But what if your authentic self prefers not to write? Well then, put your authentic self in front of a video camera and start suggesting solutions to people’s real-world financial problems. Videos are, after all, the most consumed content in the digital universe.
Will a video you make at home or in your office be stilted, unpolished and unprofessional? Probably, yes. But those characteristics aren’t drawbacks. Since the advent of YouTube in 2005, kids have been spending hours a day watching videos by other kids. These consumers aren’t looking for polish; they’re looking for insight and authenticity. Take that lesson to heart, and you’ll free yourself to make videos that help others and reflect well on your business — without having to tear your hair out over production standards you’ll never reach.

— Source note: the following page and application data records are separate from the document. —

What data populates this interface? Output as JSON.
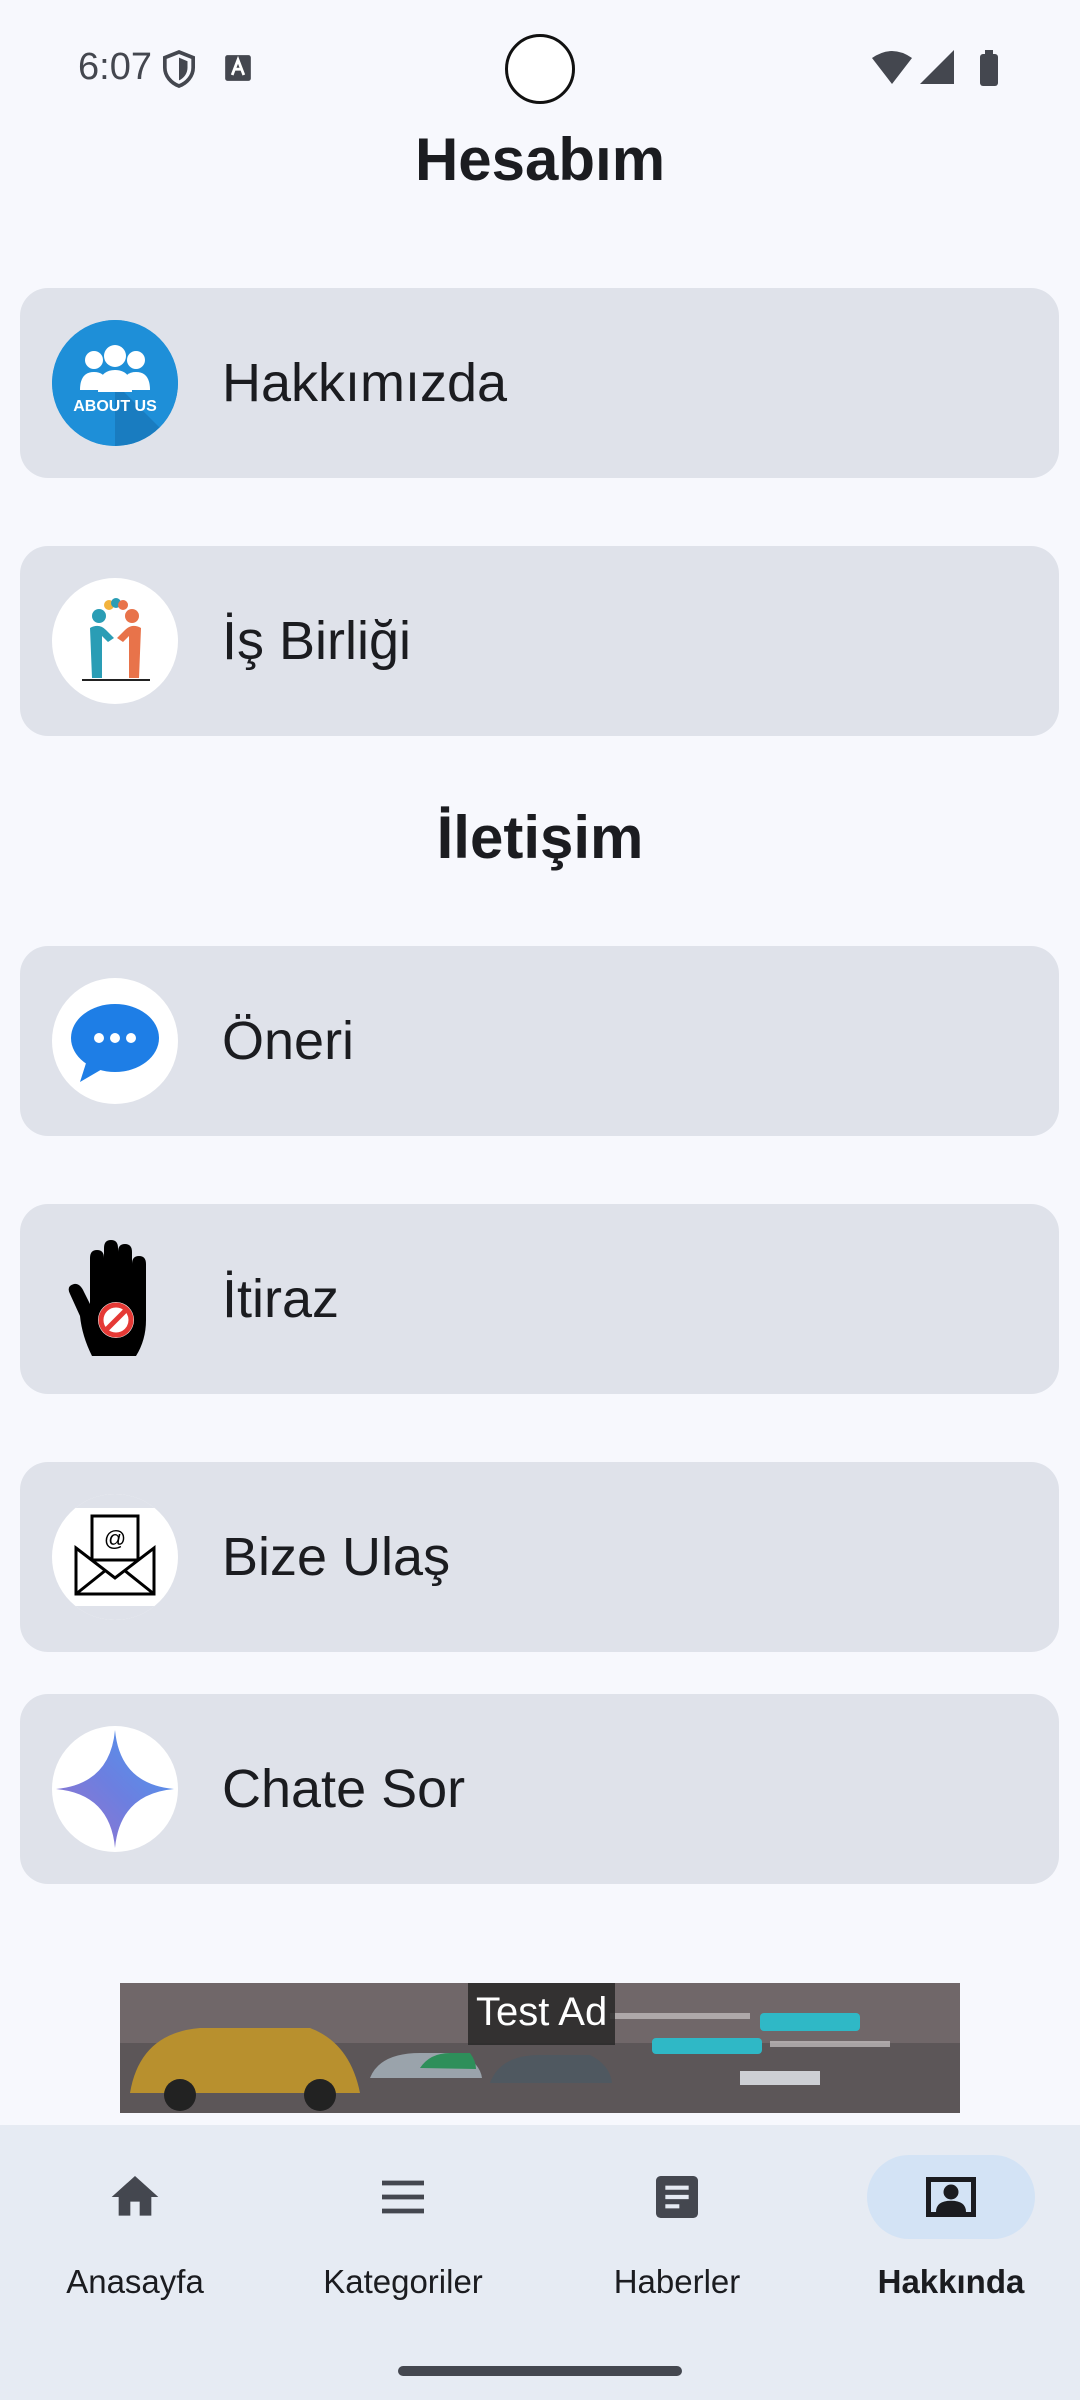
{
  "status_bar": {
    "time": "6:07"
  },
  "header": {
    "title": "Hesabım"
  },
  "account_items": [
    {
      "label": "Hakkımızda",
      "icon": "about-us-icon",
      "icon_text": "ABOUT US"
    },
    {
      "label": "İş Birliği",
      "icon": "handshake-icon"
    }
  ],
  "contact_section": {
    "title": "İletişim"
  },
  "contact_items": [
    {
      "label": "Öneri",
      "icon": "chat-bubble-icon"
    },
    {
      "label": "İtiraz",
      "icon": "stop-hand-icon"
    },
    {
      "label": "Bize Ulaş",
      "icon": "envelope-icon"
    },
    {
      "label": "Chate Sor",
      "icon": "sparkle-icon"
    }
  ],
  "ad": {
    "label": "Test Ad"
  },
  "bottom_nav": {
    "items": [
      {
        "label": "Anasayfa",
        "icon": "home-icon"
      },
      {
        "label": "Kategoriler",
        "icon": "menu-icon"
      },
      {
        "label": "Haberler",
        "icon": "article-icon"
      },
      {
        "label": "Hakkında",
        "icon": "account-box-icon",
        "active": true
      }
    ]
  },
  "colors": {
    "background": "#f7f8fd",
    "card": "#dfe2ea",
    "nav_background": "#e6ebf3",
    "nav_active_pill": "#d3e3f5",
    "text": "#1b1c20"
  }
}
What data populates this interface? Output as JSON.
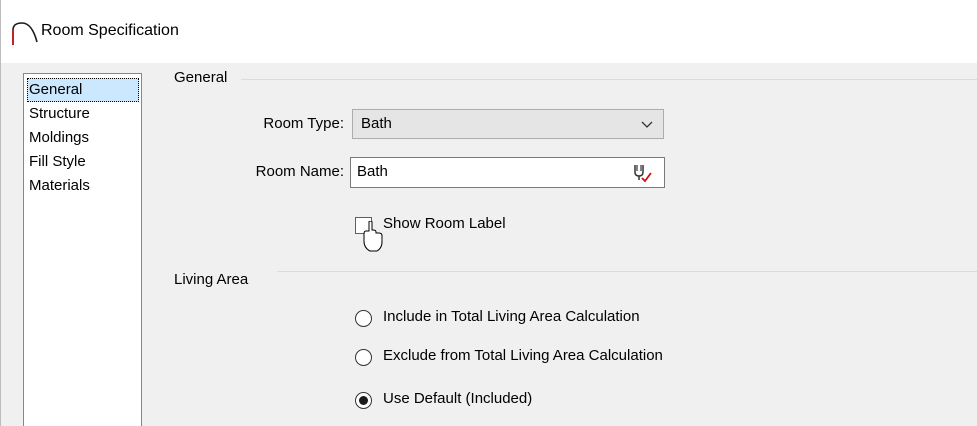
{
  "window": {
    "title": "Room Specification"
  },
  "nav": {
    "items": [
      {
        "label": "General",
        "selected": true
      },
      {
        "label": "Structure",
        "selected": false
      },
      {
        "label": "Moldings",
        "selected": false
      },
      {
        "label": "Fill Style",
        "selected": false
      },
      {
        "label": "Materials",
        "selected": false
      }
    ]
  },
  "general": {
    "group_label": "General",
    "room_type_label": "Room Type:",
    "room_type_value": "Bath",
    "room_name_label": "Room Name:",
    "room_name_value": "Bath",
    "show_label_text": "Show Room Label",
    "show_label_checked": false
  },
  "living_area": {
    "group_label": "Living Area",
    "options": [
      {
        "label": "Include in Total Living Area Calculation",
        "selected": false
      },
      {
        "label": "Exclude from Total Living Area Calculation",
        "selected": false
      },
      {
        "label": "Use Default (Included)",
        "selected": true
      }
    ]
  },
  "colors": {
    "selection_bg": "#cce8ff",
    "focus_border": "#0078d7",
    "dialog_bg": "#f0f0f0"
  },
  "icons": {
    "title": "room-arch-icon",
    "dropdown": "chevron-down-icon",
    "spell": "spell-check-icon",
    "cursor": "mouse-pointer-icon"
  }
}
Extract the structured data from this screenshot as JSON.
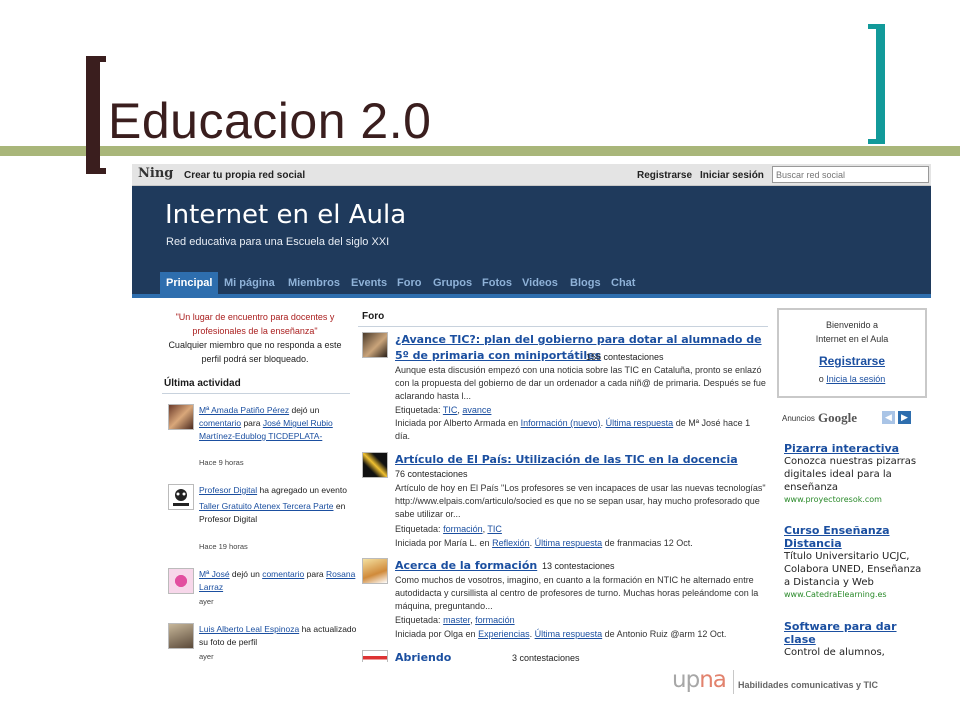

Mind you, there are some wonderful video-making cheats available. These include DIY video makers, graphics generators, industry-specific article libraries, and automated marketing-campaign software that lets you to do the work of several cost-effective and speedy little minions.
So where should you be casting all your pearls wisdom? Facebook, sure — and YouTube, definitely. But you might also want to consider Facebook-owned Instagram, as that platform has also entered the pantheon of not-just-for-kids social media. It’s even possible many of the Instagram clients you seek — evidenced by hashtags like “#financialadvisor” (316,000 posts), “#investment” (8.2 million posts) and “#financialfreedom” (4.9 million posts) — are primed for your messaging, especially if you provide financial online services.